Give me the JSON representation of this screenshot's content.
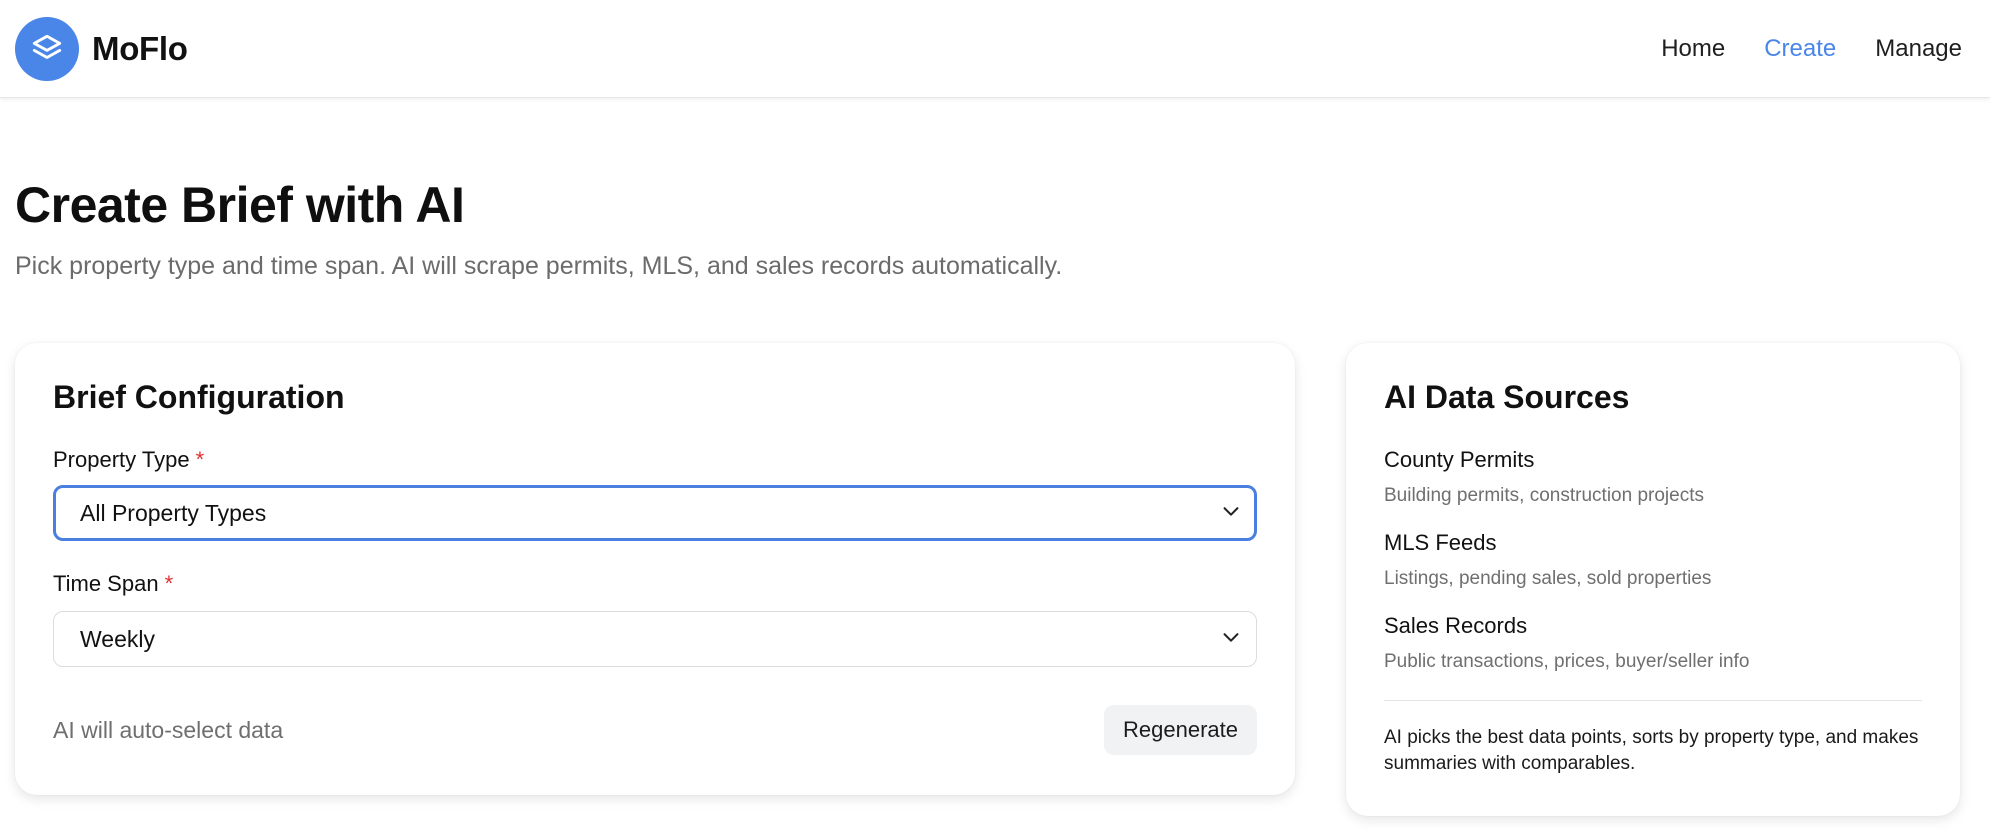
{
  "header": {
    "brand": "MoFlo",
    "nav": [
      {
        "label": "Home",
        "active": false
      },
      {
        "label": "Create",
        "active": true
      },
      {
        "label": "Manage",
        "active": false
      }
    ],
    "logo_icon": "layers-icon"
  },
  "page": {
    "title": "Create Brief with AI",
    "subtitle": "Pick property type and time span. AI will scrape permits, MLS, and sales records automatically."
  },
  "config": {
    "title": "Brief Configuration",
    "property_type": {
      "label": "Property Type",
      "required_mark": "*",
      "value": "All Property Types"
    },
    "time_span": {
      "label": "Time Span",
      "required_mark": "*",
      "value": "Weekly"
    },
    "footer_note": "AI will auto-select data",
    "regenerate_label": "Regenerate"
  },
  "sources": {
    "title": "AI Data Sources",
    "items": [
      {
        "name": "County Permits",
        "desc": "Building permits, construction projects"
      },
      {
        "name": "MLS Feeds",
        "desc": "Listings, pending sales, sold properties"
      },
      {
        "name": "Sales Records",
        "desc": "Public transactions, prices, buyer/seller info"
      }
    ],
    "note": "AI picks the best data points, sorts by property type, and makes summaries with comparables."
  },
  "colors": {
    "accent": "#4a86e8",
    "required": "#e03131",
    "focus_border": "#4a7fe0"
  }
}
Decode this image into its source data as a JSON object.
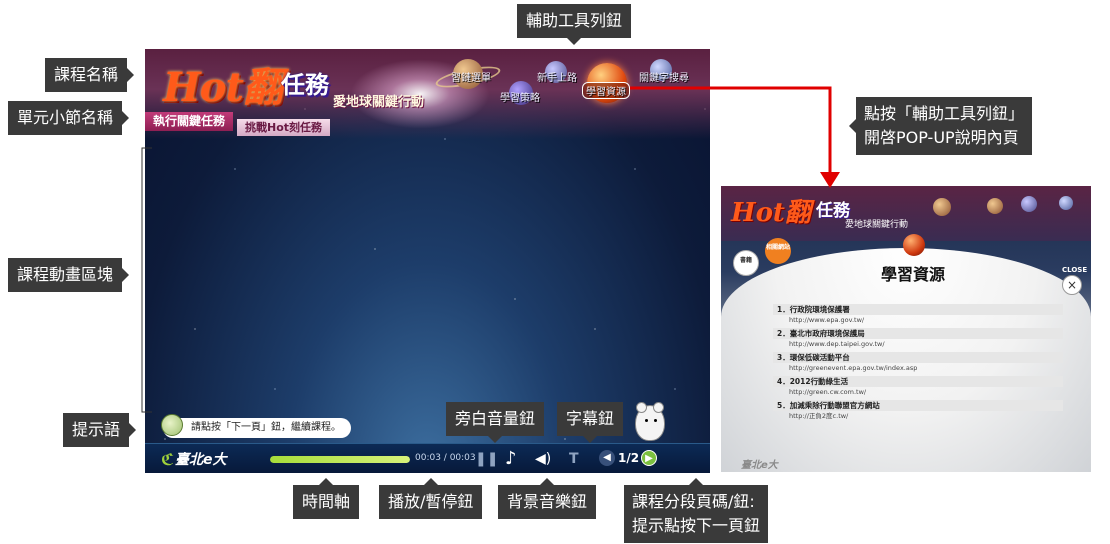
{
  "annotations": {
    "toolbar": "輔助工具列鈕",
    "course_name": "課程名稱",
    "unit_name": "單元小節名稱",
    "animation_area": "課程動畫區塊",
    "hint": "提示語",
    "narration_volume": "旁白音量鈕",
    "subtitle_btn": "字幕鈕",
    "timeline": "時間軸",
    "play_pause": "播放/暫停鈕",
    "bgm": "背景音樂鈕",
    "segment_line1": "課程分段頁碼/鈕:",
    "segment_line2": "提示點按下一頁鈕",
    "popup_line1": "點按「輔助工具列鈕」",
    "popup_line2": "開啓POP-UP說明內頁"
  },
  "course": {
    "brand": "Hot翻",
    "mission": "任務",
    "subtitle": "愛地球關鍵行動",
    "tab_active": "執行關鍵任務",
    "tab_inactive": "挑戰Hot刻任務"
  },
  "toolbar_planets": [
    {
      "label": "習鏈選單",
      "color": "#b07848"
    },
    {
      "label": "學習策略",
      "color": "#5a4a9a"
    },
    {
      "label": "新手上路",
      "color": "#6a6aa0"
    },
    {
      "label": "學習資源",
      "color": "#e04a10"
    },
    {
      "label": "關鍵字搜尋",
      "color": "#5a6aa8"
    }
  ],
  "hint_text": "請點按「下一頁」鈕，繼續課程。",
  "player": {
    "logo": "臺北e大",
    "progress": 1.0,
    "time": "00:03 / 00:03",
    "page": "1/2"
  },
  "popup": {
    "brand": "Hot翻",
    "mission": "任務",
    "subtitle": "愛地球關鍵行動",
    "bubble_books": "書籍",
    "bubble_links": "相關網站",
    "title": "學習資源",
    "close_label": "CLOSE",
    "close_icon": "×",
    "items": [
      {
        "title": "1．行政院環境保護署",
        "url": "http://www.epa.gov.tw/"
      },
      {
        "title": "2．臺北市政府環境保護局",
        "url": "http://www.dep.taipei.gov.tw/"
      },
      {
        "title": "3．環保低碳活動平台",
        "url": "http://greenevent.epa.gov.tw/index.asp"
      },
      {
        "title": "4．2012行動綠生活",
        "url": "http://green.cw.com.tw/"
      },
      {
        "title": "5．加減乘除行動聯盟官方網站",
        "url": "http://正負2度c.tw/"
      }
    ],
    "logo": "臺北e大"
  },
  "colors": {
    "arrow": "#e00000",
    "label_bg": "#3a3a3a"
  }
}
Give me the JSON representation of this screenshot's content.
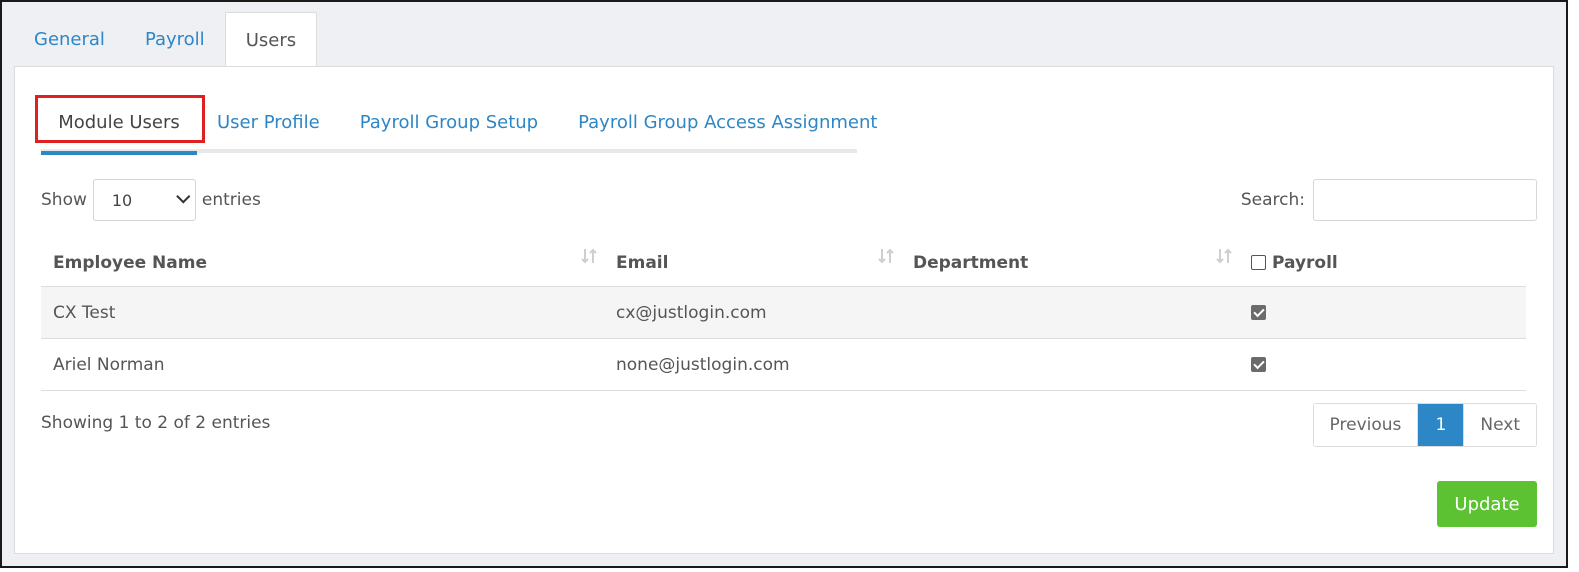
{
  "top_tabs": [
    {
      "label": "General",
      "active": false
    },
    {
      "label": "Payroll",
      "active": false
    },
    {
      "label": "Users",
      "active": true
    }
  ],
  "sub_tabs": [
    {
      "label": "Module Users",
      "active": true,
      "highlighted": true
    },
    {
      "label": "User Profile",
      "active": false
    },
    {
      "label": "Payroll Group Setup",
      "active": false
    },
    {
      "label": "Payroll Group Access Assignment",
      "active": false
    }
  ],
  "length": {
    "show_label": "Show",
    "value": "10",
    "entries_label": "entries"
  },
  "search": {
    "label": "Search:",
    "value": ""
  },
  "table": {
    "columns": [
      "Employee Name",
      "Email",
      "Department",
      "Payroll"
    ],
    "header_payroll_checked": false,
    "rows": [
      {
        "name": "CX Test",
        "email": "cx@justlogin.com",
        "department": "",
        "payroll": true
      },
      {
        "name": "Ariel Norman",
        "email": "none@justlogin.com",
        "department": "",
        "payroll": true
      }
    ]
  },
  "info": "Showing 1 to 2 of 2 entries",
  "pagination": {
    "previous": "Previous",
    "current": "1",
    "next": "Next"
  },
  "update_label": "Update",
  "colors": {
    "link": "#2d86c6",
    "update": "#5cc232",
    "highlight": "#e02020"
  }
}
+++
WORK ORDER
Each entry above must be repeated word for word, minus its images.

OUTPUT FOR THIS TASK
Give me the JSON representation of this screenshot's content.
{
  "header": {
    "brand": "MoFlo",
    "nav": [
      {
        "label": "Home",
        "active": false
      },
      {
        "label": "Create",
        "active": true
      },
      {
        "label": "Manage",
        "active": false
      }
    ],
    "logo_icon": "layers-icon"
  },
  "page": {
    "title": "Create Brief with AI",
    "subtitle": "Pick property type and time span. AI will scrape permits, MLS, and sales records automatically."
  },
  "config": {
    "title": "Brief Configuration",
    "property_type": {
      "label": "Property Type",
      "required_mark": "*",
      "value": "All Property Types"
    },
    "time_span": {
      "label": "Time Span",
      "required_mark": "*",
      "value": "Weekly"
    },
    "footer_note": "AI will auto-select data",
    "regenerate_label": "Regenerate"
  },
  "sources": {
    "title": "AI Data Sources",
    "items": [
      {
        "name": "County Permits",
        "desc": "Building permits, construction projects"
      },
      {
        "name": "MLS Feeds",
        "desc": "Listings, pending sales, sold properties"
      },
      {
        "name": "Sales Records",
        "desc": "Public transactions, prices, buyer/seller info"
      }
    ],
    "note": "AI picks the best data points, sorts by property type, and makes summaries with comparables."
  },
  "colors": {
    "accent": "#4a86e8",
    "required": "#e03131",
    "focus_border": "#4a7fe0"
  }
}
Decode this image into its source data as a JSON object.
{
  "annotations": {
    "toolbar": "輔助工具列鈕",
    "course_name": "課程名稱",
    "unit_name": "單元小節名稱",
    "animation_area": "課程動畫區塊",
    "hint": "提示語",
    "narration_volume": "旁白音量鈕",
    "subtitle_btn": "字幕鈕",
    "timeline": "時間軸",
    "play_pause": "播放/暫停鈕",
    "bgm": "背景音樂鈕",
    "segment_line1": "課程分段頁碼/鈕:",
    "segment_line2": "提示點按下一頁鈕",
    "popup_line1": "點按「輔助工具列鈕」",
    "popup_line2": "開啓POP-UP說明內頁"
  },
  "course": {
    "brand": "Hot翻",
    "mission": "任務",
    "subtitle": "愛地球關鍵行動",
    "tab_active": "執行關鍵任務",
    "tab_inactive": "挑戰Hot刻任務"
  },
  "toolbar_planets": [
    {
      "label": "習鏈選單",
      "color": "#b07848"
    },
    {
      "label": "學習策略",
      "color": "#5a4a9a"
    },
    {
      "label": "新手上路",
      "color": "#6a6aa0"
    },
    {
      "label": "學習資源",
      "color": "#e04a10"
    },
    {
      "label": "關鍵字搜尋",
      "color": "#5a6aa8"
    }
  ],
  "hint_text": "請點按「下一頁」鈕，繼續課程。",
  "player": {
    "logo": "臺北e大",
    "progress": 1.0,
    "time": "00:03 / 00:03",
    "page": "1/2"
  },
  "popup": {
    "brand": "Hot翻",
    "mission": "任務",
    "subtitle": "愛地球關鍵行動",
    "bubble_books": "書籍",
    "bubble_links": "相關網站",
    "title": "學習資源",
    "close_label": "CLOSE",
    "close_icon": "×",
    "items": [
      {
        "title": "1．行政院環境保護署",
        "url": "http://www.epa.gov.tw/"
      },
      {
        "title": "2．臺北市政府環境保護局",
        "url": "http://www.dep.taipei.gov.tw/"
      },
      {
        "title": "3．環保低碳活動平台",
        "url": "http://greenevent.epa.gov.tw/index.asp"
      },
      {
        "title": "4．2012行動綠生活",
        "url": "http://green.cw.com.tw/"
      },
      {
        "title": "5．加減乘除行動聯盟官方網站",
        "url": "http://正負2度c.tw/"
      }
    ],
    "logo": "臺北e大"
  },
  "colors": {
    "arrow": "#e00000",
    "label_bg": "#3a3a3a"
  }
}
Give me the JSON representation of this screenshot's content.
{
  "top_tabs": [
    {
      "label": "General",
      "active": false
    },
    {
      "label": "Payroll",
      "active": false
    },
    {
      "label": "Users",
      "active": true
    }
  ],
  "sub_tabs": [
    {
      "label": "Module Users",
      "active": true,
      "highlighted": true
    },
    {
      "label": "User Profile",
      "active": false
    },
    {
      "label": "Payroll Group Setup",
      "active": false
    },
    {
      "label": "Payroll Group Access Assignment",
      "active": false
    }
  ],
  "length": {
    "show_label": "Show",
    "value": "10",
    "entries_label": "entries"
  },
  "search": {
    "label": "Search:",
    "value": ""
  },
  "table": {
    "columns": [
      "Employee Name",
      "Email",
      "Department",
      "Payroll"
    ],
    "header_payroll_checked": false,
    "rows": [
      {
        "name": "CX Test",
        "email": "cx@justlogin.com",
        "department": "",
        "payroll": true
      },
      {
        "name": "Ariel Norman",
        "email": "none@justlogin.com",
        "department": "",
        "payroll": true
      }
    ]
  },
  "info": "Showing 1 to 2 of 2 entries",
  "pagination": {
    "previous": "Previous",
    "current": "1",
    "next": "Next"
  },
  "update_label": "Update",
  "colors": {
    "link": "#2d86c6",
    "update": "#5cc232",
    "highlight": "#e02020"
  }
}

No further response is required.